## Work to complete
Drop the pictures, then extract the listing word for word.
━━ Dataset entries
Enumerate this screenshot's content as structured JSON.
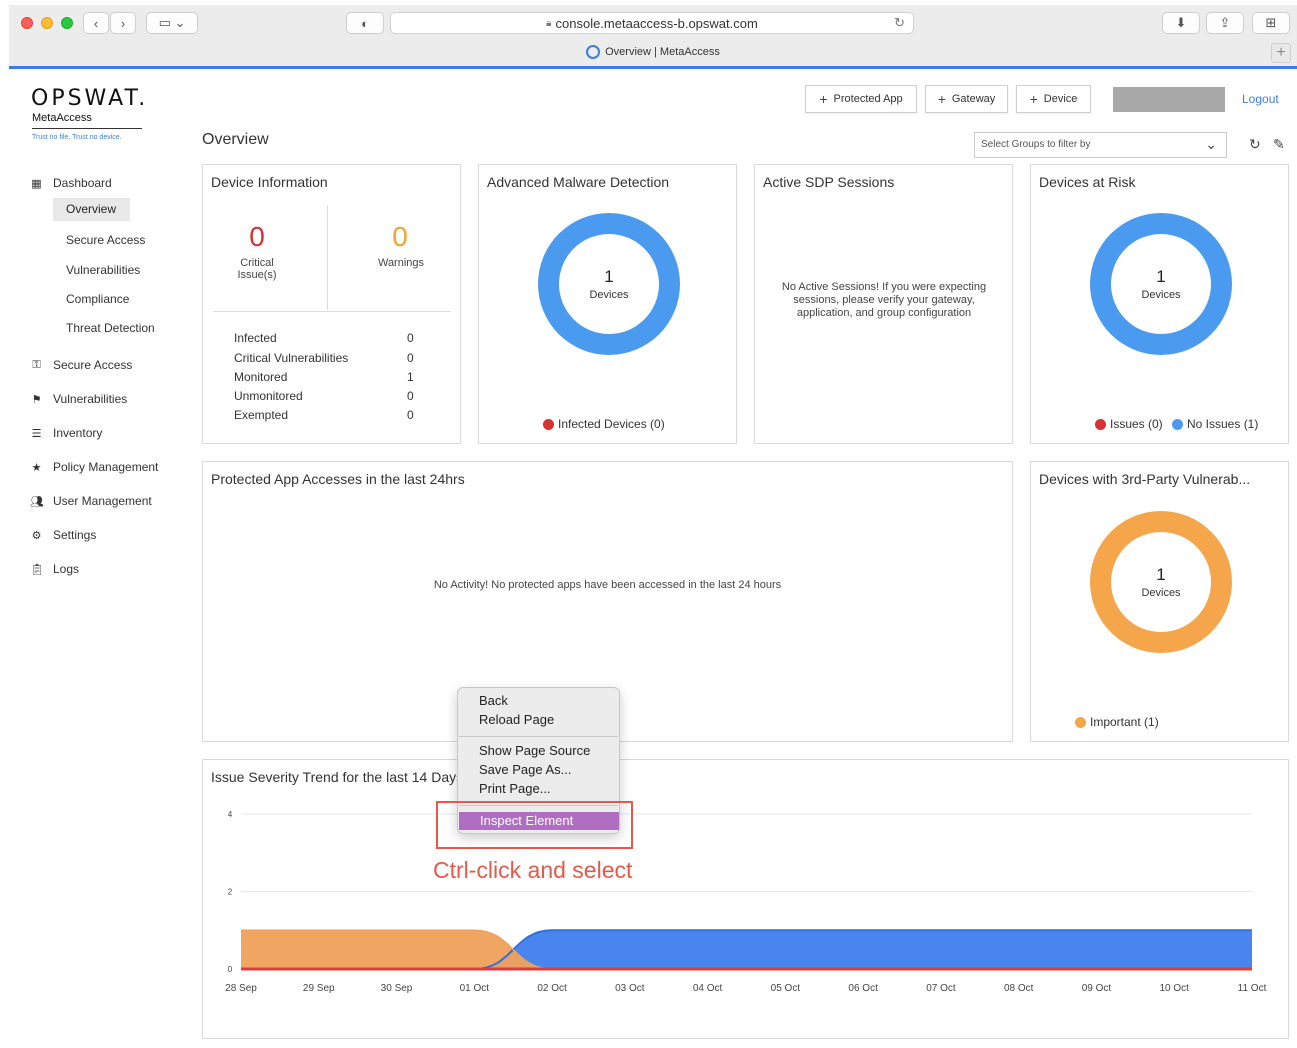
{
  "browser": {
    "url": "console.metaaccess-b.opswat.com",
    "tab_title": "Overview | MetaAccess",
    "new_tab": "+"
  },
  "brand": {
    "logo": "OPSWAT.",
    "product": "MetaAccess",
    "tagline": "Trust no file. Trust no device."
  },
  "header": {
    "buttons": [
      "Protected App",
      "Gateway",
      "Device"
    ],
    "logout": "Logout",
    "page_title": "Overview",
    "group_filter_placeholder": "Select Groups to filter by"
  },
  "sidebar": {
    "dashboard": "Dashboard",
    "dashboard_items": [
      "Overview",
      "Secure Access",
      "Vulnerabilities",
      "Compliance",
      "Threat Detection"
    ],
    "items": [
      {
        "label": "Secure Access",
        "icon": "key-icon"
      },
      {
        "label": "Vulnerabilities",
        "icon": "flag-icon"
      },
      {
        "label": "Inventory",
        "icon": "list-icon"
      },
      {
        "label": "Policy Management",
        "icon": "star-icon"
      },
      {
        "label": "User Management",
        "icon": "users-icon"
      },
      {
        "label": "Settings",
        "icon": "gear-icon"
      },
      {
        "label": "Logs",
        "icon": "clipboard-icon"
      }
    ]
  },
  "device_info": {
    "title": "Device Information",
    "critical_value": "0",
    "critical_label": "Critical Issue(s)",
    "warnings_value": "0",
    "warnings_label": "Warnings",
    "rows": [
      {
        "label": "Infected",
        "value": "0"
      },
      {
        "label": "Critical Vulnerabilities",
        "value": "0"
      },
      {
        "label": "Monitored",
        "value": "1"
      },
      {
        "label": "Unmonitored",
        "value": "0"
      },
      {
        "label": "Exempted",
        "value": "0"
      }
    ]
  },
  "malware": {
    "title": "Advanced Malware Detection",
    "count": "1",
    "unit": "Devices",
    "legend": "Infected Devices (0)"
  },
  "sdp": {
    "title": "Active SDP Sessions",
    "message": "No Active Sessions! If you were expecting sessions, please verify your gateway, application, and group configuration"
  },
  "risk": {
    "title": "Devices at Risk",
    "count": "1",
    "unit": "Devices",
    "legend_issues": "Issues (0)",
    "legend_no_issues": "No Issues (1)"
  },
  "app_access": {
    "title": "Protected App Accesses in the last 24hrs",
    "message": "No Activity! No protected apps have been accessed in the last 24 hours"
  },
  "vuln3p": {
    "title": "Devices with 3rd-Party Vulnerab...",
    "count": "1",
    "unit": "Devices",
    "legend": "Important (1)"
  },
  "trend": {
    "title": "Issue Severity Trend for the last 14 Days"
  },
  "context_menu": {
    "items_group1": [
      "Back",
      "Reload Page"
    ],
    "items_group2": [
      "Show Page Source",
      "Save Page As...",
      "Print Page..."
    ],
    "highlighted": "Inspect Element"
  },
  "annotation": "Ctrl-click and select",
  "colors": {
    "blue": "#4a9bf0",
    "orange": "#f5a54a",
    "red": "#d93030",
    "critical": "#d93030",
    "warning": "#f5a032",
    "highlight": "#b06ec3",
    "annotation": "#e6584a"
  },
  "chart_data": {
    "type": "area",
    "title": "Issue Severity Trend for the last 14 Days",
    "x": [
      "28 Sep",
      "29 Sep",
      "30 Sep",
      "01 Oct",
      "02 Oct",
      "03 Oct",
      "04 Oct",
      "05 Oct",
      "06 Oct",
      "07 Oct",
      "08 Oct",
      "09 Oct",
      "10 Oct",
      "11 Oct"
    ],
    "yticks": [
      0,
      2,
      4
    ],
    "ylim": [
      0,
      4
    ],
    "series": [
      {
        "color": "#f0a05a",
        "values": [
          1,
          1,
          1,
          1,
          0,
          0,
          0,
          0,
          0,
          0,
          0,
          0,
          0,
          0
        ]
      },
      {
        "color": "#4a84ef",
        "values": [
          0,
          0,
          0,
          0,
          1,
          1,
          1,
          1,
          1,
          1,
          1,
          1,
          1,
          1
        ]
      },
      {
        "color": "#e03b3b",
        "values": [
          0,
          0,
          0,
          0,
          0,
          0,
          0,
          0,
          0,
          0,
          0,
          0,
          0,
          0
        ]
      }
    ],
    "grid": true
  }
}
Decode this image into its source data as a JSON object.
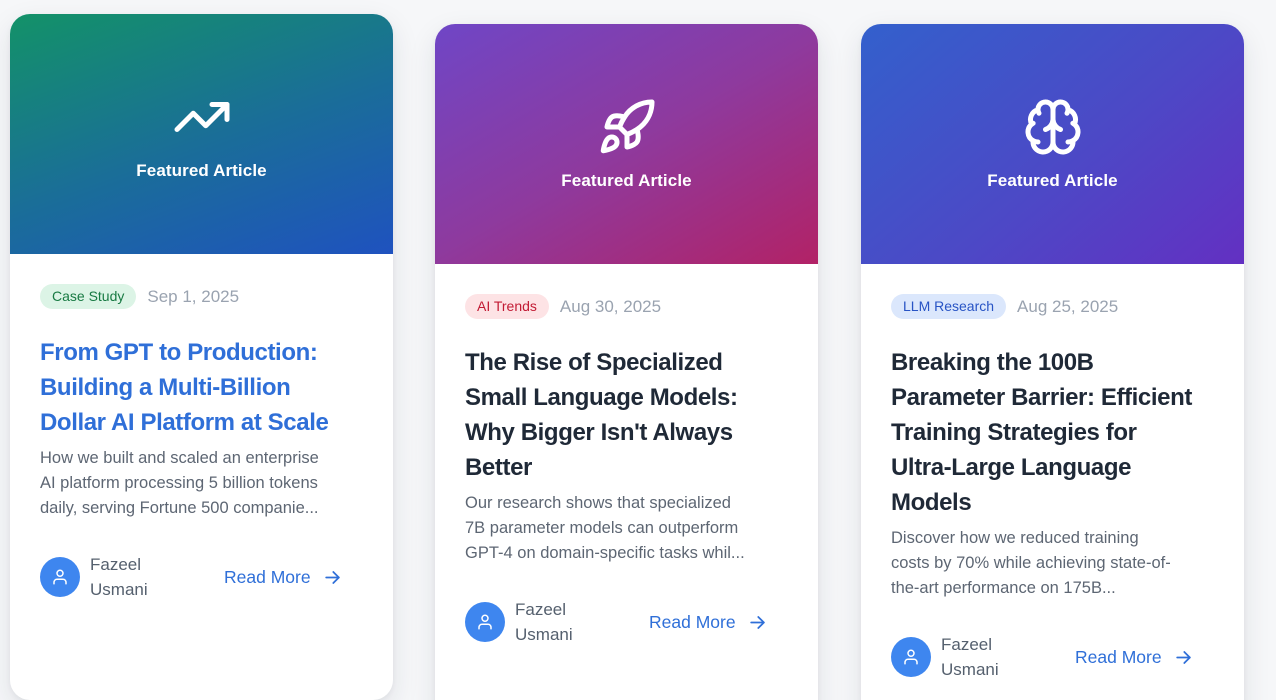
{
  "cards": [
    {
      "hero_label": "Featured Article",
      "hero_icon": "trending-up-icon",
      "category": "Case Study",
      "date": "Sep 1, 2025",
      "title_lines": [
        "From GPT to Production:",
        "Building a Multi-Billion",
        "Dollar AI Platform at Scale"
      ],
      "excerpt_lines": [
        "How we built and scaled an enterprise",
        "AI platform processing 5 billion tokens",
        "daily, serving Fortune 500 companie..."
      ],
      "author_lines": [
        "Fazeel",
        "Usmani"
      ],
      "read_more": "Read More"
    },
    {
      "hero_label": "Featured Article",
      "hero_icon": "rocket-icon",
      "category": "AI Trends",
      "date": "Aug 30, 2025",
      "title_lines": [
        "The Rise of Specialized",
        "Small Language Models:",
        "Why Bigger Isn't Always",
        "Better"
      ],
      "excerpt_lines": [
        "Our research shows that specialized",
        "7B parameter models can outperform",
        "GPT-4 on domain-specific tasks whil..."
      ],
      "author_lines": [
        "Fazeel",
        "Usmani"
      ],
      "read_more": "Read More"
    },
    {
      "hero_label": "Featured Article",
      "hero_icon": "brain-icon",
      "category": "LLM Research",
      "date": "Aug 25, 2025",
      "title_lines": [
        "Breaking the 100B",
        "Parameter Barrier: Efficient",
        "Training Strategies for",
        "Ultra-Large Language",
        "Models"
      ],
      "excerpt_lines": [
        "Discover how we reduced training",
        "costs by 70% while achieving state-of-",
        "the-art performance on 175B..."
      ],
      "author_lines": [
        "Fazeel",
        "Usmani"
      ],
      "read_more": "Read More"
    }
  ],
  "colors": {
    "accent": "#2f6fd8",
    "avatar": "#3e86ef"
  }
}
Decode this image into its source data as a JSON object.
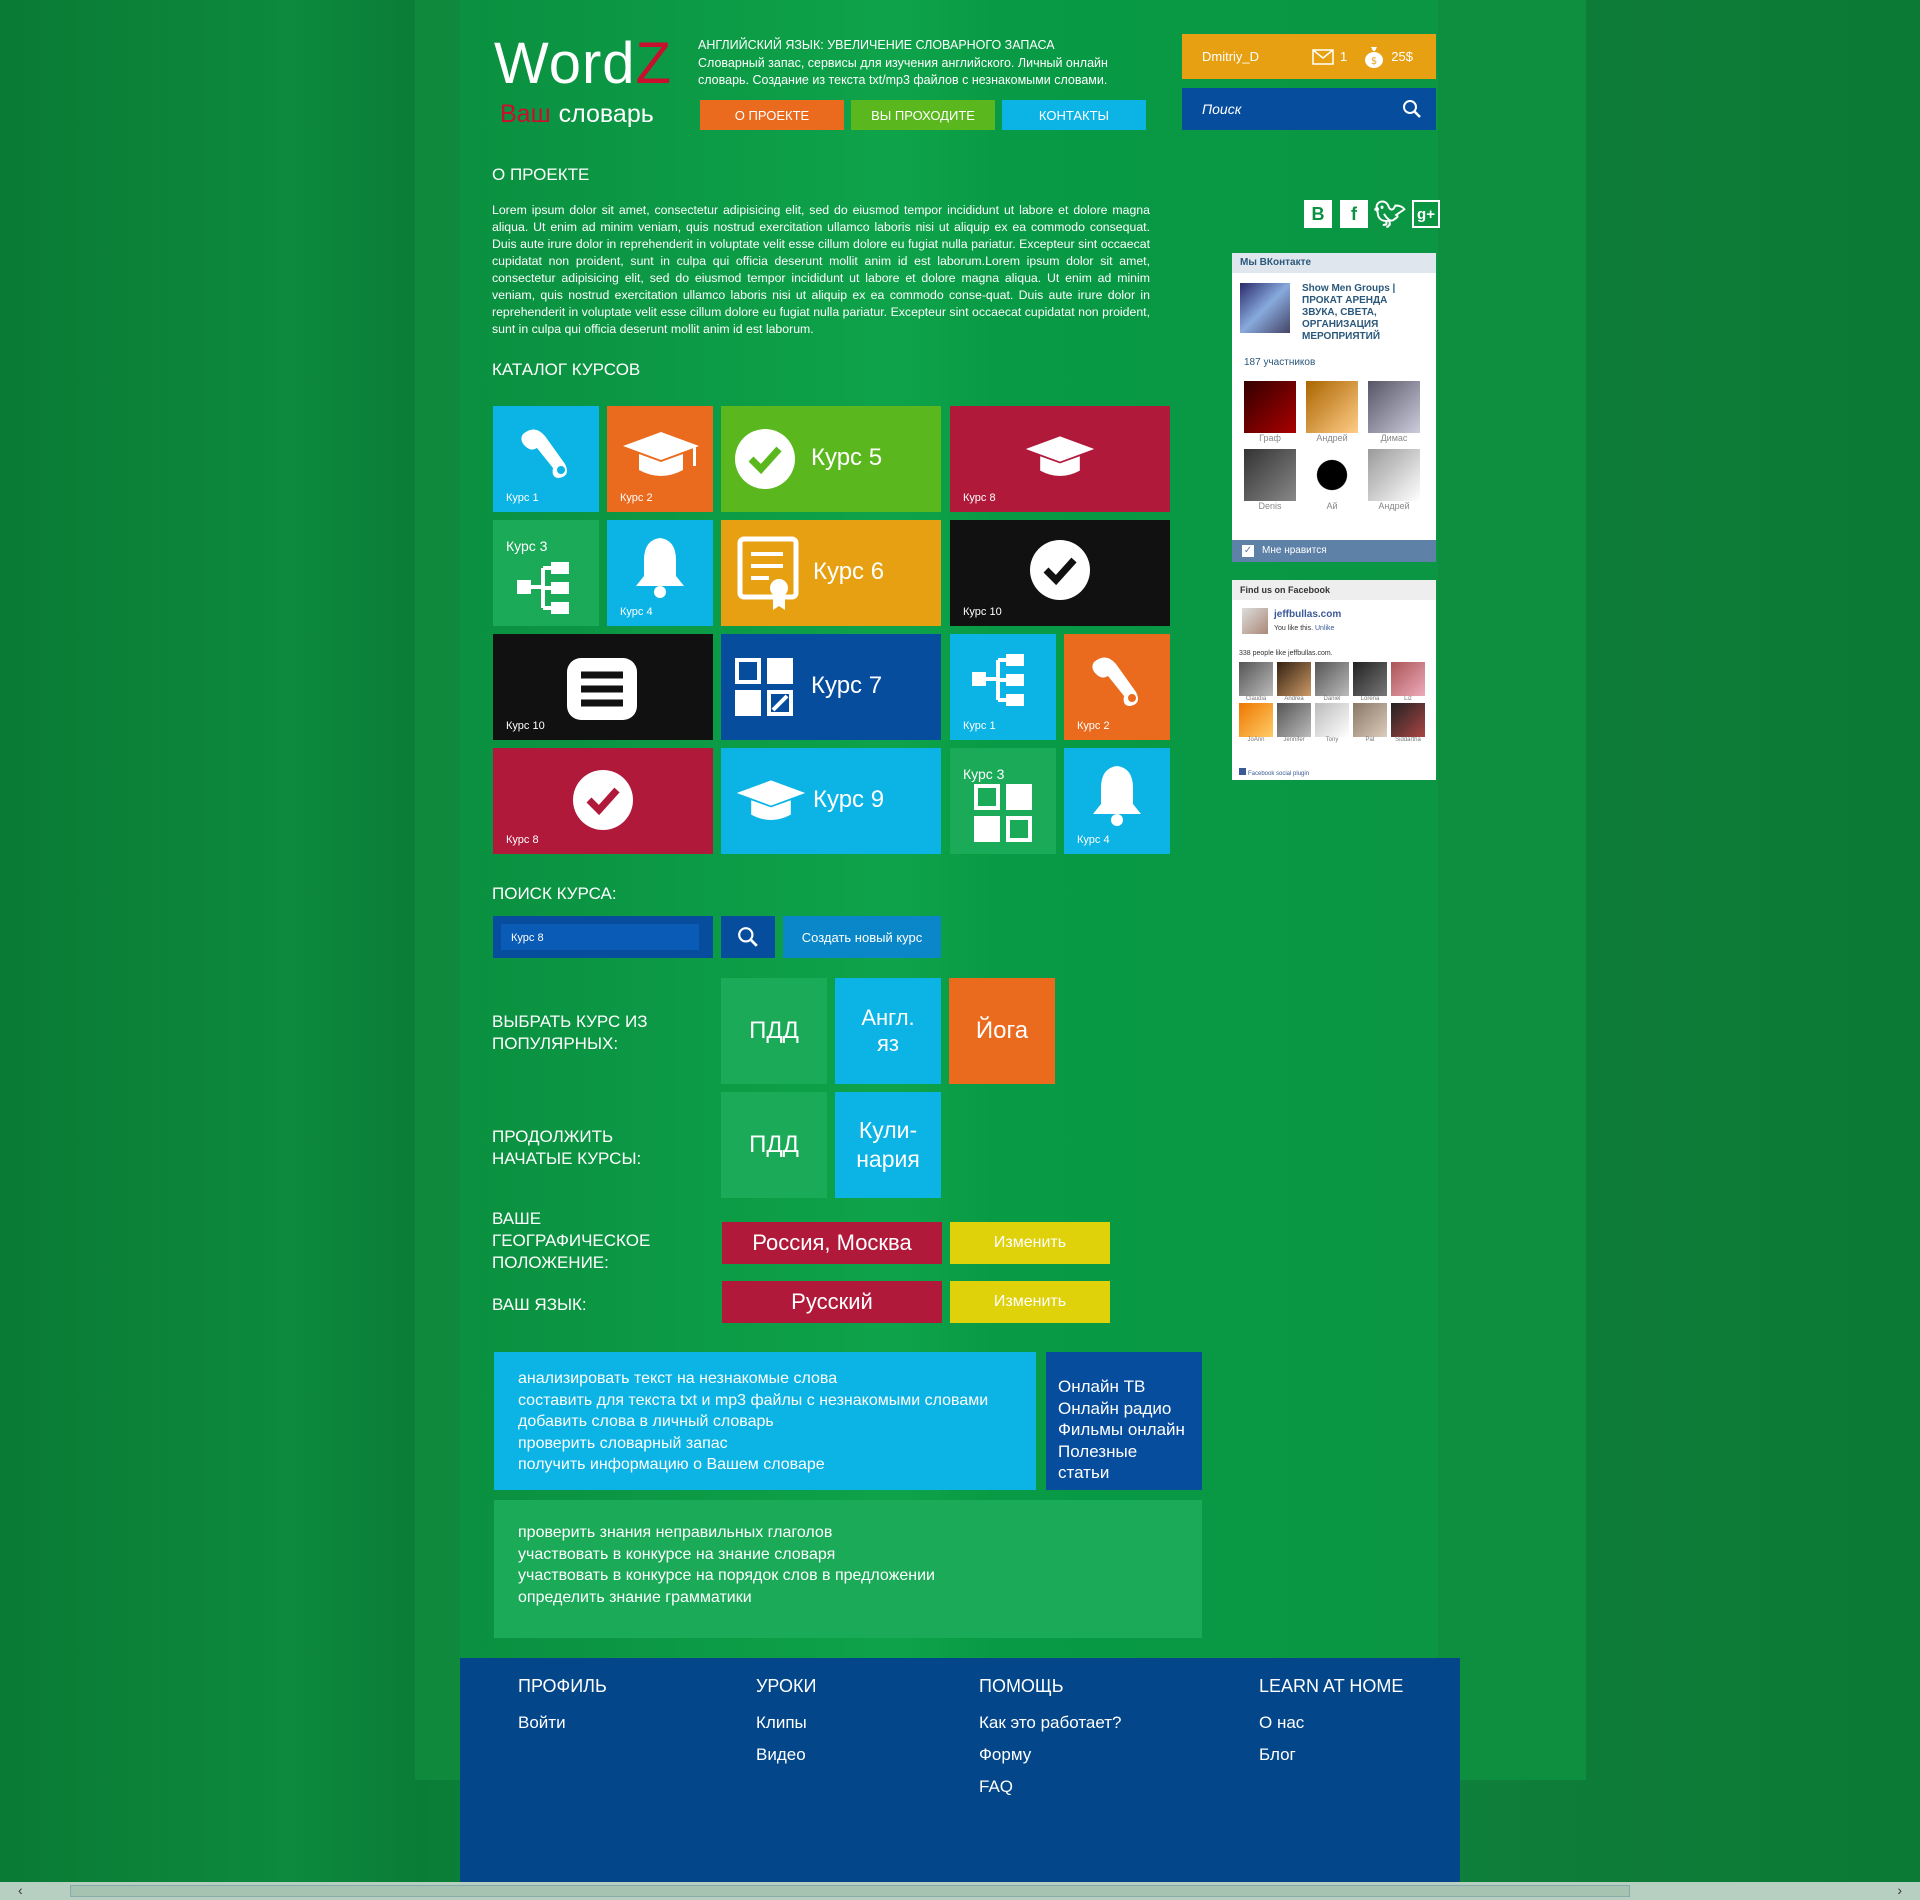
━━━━
## Task solution
Enumerate this screenshot's content as structured JSON.
{
  "browser": {
    "url": "console.metaaccess-b.opswat.com",
    "tab_title": "Overview | MetaAccess",
    "new_tab": "+"
  },
  "brand": {
    "logo": "OPSWAT.",
    "product": "MetaAccess",
    "tagline": "Trust no file. Trust no device."
  },
  "header": {
    "buttons": [
      "Protected App",
      "Gateway",
      "Device"
    ],
    "logout": "Logout",
    "page_title": "Overview",
    "group_filter_placeholder": "Select Groups to filter by"
  },
  "sidebar": {
    "dashboard": "Dashboard",
    "dashboard_items": [
      "Overview",
      "Secure Access",
      "Vulnerabilities",
      "Compliance",
      "Threat Detection"
    ],
    "items": [
      {
        "label": "Secure Access",
        "icon": "key-icon"
      },
      {
        "label": "Vulnerabilities",
        "icon": "flag-icon"
      },
      {
        "label": "Inventory",
        "icon": "list-icon"
      },
      {
        "label": "Policy Management",
        "icon": "star-icon"
      },
      {
        "label": "User Management",
        "icon": "users-icon"
      },
      {
        "label": "Settings",
        "icon": "gear-icon"
      },
      {
        "label": "Logs",
        "icon": "clipboard-icon"
      }
    ]
  },
  "device_info": {
    "title": "Device Information",
    "critical_value": "0",
    "critical_label": "Critical Issue(s)",
    "warnings_value": "0",
    "warnings_label": "Warnings",
    "rows": [
      {
        "label": "Infected",
        "value": "0"
      },
      {
        "label": "Critical Vulnerabilities",
        "value": "0"
      },
      {
        "label": "Monitored",
        "value": "1"
      },
      {
        "label": "Unmonitored",
        "value": "0"
      },
      {
        "label": "Exempted",
        "value": "0"
      }
    ]
  },
  "malware": {
    "title": "Advanced Malware Detection",
    "count": "1",
    "unit": "Devices",
    "legend": "Infected Devices (0)"
  },
  "sdp": {
    "title": "Active SDP Sessions",
    "message": "No Active Sessions! If you were expecting sessions, please verify your gateway, application, and group configuration"
  },
  "risk": {
    "title": "Devices at Risk",
    "count": "1",
    "unit": "Devices",
    "legend_issues": "Issues (0)",
    "legend_no_issues": "No Issues (1)"
  },
  "app_access": {
    "title": "Protected App Accesses in the last 24hrs",
    "message": "No Activity! No protected apps have been accessed in the last 24 hours"
  },
  "vuln3p": {
    "title": "Devices with 3rd-Party Vulnerab...",
    "count": "1",
    "unit": "Devices",
    "legend": "Important (1)"
  },
  "trend": {
    "title": "Issue Severity Trend for the last 14 Days"
  },
  "context_menu": {
    "items_group1": [
      "Back",
      "Reload Page"
    ],
    "items_group2": [
      "Show Page Source",
      "Save Page As...",
      "Print Page..."
    ],
    "highlighted": "Inspect Element"
  },
  "annotation": "Ctrl-click and select",
  "colors": {
    "blue": "#4a9bf0",
    "orange": "#f5a54a",
    "red": "#d93030",
    "critical": "#d93030",
    "warning": "#f5a032",
    "highlight": "#b06ec3",
    "annotation": "#e6584a"
  },
  "chart_data": {
    "type": "area",
    "title": "Issue Severity Trend for the last 14 Days",
    "x": [
      "28 Sep",
      "29 Sep",
      "30 Sep",
      "01 Oct",
      "02 Oct",
      "03 Oct",
      "04 Oct",
      "05 Oct",
      "06 Oct",
      "07 Oct",
      "08 Oct",
      "09 Oct",
      "10 Oct",
      "11 Oct"
    ],
    "yticks": [
      0,
      2,
      4
    ],
    "ylim": [
      0,
      4
    ],
    "series": [
      {
        "color": "#f0a05a",
        "values": [
          1,
          1,
          1,
          1,
          0,
          0,
          0,
          0,
          0,
          0,
          0,
          0,
          0,
          0
        ]
      },
      {
        "color": "#4a84ef",
        "values": [
          0,
          0,
          0,
          0,
          1,
          1,
          1,
          1,
          1,
          1,
          1,
          1,
          1,
          1
        ]
      },
      {
        "color": "#e03b3b",
        "values": [
          0,
          0,
          0,
          0,
          0,
          0,
          0,
          0,
          0,
          0,
          0,
          0,
          0,
          0
        ]
      }
    ],
    "grid": true
  }
}
Decode this image into its source data as a JSON object.
{
  "cards": [
    {
      "hero_label": "Featured Article",
      "hero_icon": "trending-up-icon",
      "category": "Case Study",
      "date": "Sep 1, 2025",
      "title_lines": [
        "From GPT to Production:",
        "Building a Multi-Billion",
        "Dollar AI Platform at Scale"
      ],
      "excerpt_lines": [
        "How we built and scaled an enterprise",
        "AI platform processing 5 billion tokens",
        "daily, serving Fortune 500 companie..."
      ],
      "author_lines": [
        "Fazeel",
        "Usmani"
      ],
      "read_more": "Read More"
    },
    {
      "hero_label": "Featured Article",
      "hero_icon": "rocket-icon",
      "category": "AI Trends",
      "date": "Aug 30, 2025",
      "title_lines": [
        "The Rise of Specialized",
        "Small Language Models:",
        "Why Bigger Isn't Always",
        "Better"
      ],
      "excerpt_lines": [
        "Our research shows that specialized",
        "7B parameter models can outperform",
        "GPT-4 on domain-specific tasks whil..."
      ],
      "author_lines": [
        "Fazeel",
        "Usmani"
      ],
      "read_more": "Read More"
    },
    {
      "hero_label": "Featured Article",
      "hero_icon": "brain-icon",
      "category": "LLM Research",
      "date": "Aug 25, 2025",
      "title_lines": [
        "Breaking the 100B",
        "Parameter Barrier: Efficient",
        "Training Strategies for",
        "Ultra-Large Language",
        "Models"
      ],
      "excerpt_lines": [
        "Discover how we reduced training",
        "costs by 70% while achieving state-of-",
        "the-art performance on 175B..."
      ],
      "author_lines": [
        "Fazeel",
        "Usmani"
      ],
      "read_more": "Read More"
    }
  ],
  "colors": {
    "accent": "#2f6fd8",
    "avatar": "#3e86ef"
  }
}
Decode this image into its source data as a JSON object.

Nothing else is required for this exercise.